● Instructions for the task
Because the lines must stay identical, write out the data without changing anything.

(Beginning of Entries shown)

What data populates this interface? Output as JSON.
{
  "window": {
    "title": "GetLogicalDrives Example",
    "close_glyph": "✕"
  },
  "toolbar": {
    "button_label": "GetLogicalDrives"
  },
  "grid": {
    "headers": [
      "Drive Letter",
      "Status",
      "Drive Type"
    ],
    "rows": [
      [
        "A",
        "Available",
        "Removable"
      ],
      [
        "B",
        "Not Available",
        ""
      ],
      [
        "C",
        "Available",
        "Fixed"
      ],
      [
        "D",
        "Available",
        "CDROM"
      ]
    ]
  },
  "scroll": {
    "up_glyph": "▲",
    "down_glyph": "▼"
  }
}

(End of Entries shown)

● Written answer
What data populates this interface? Output as JSON.
{
  "window": {
    "title": "GetLogicalDrives Example",
    "close_glyph": "✕"
  },
  "toolbar": {
    "button_label": "GetLogicalDrives"
  },
  "grid": {
    "headers": [
      "Drive Letter",
      "Status",
      "Drive Type"
    ],
    "rows": [
      [
        "A",
        "Available",
        "Removable"
      ],
      [
        "B",
        "Not Available",
        ""
      ],
      [
        "C",
        "Available",
        "Fixed"
      ],
      [
        "D",
        "Available",
        "CDROM"
      ]
    ]
  },
  "scroll": {
    "up_glyph": "▲",
    "down_glyph": "▼"
  }
}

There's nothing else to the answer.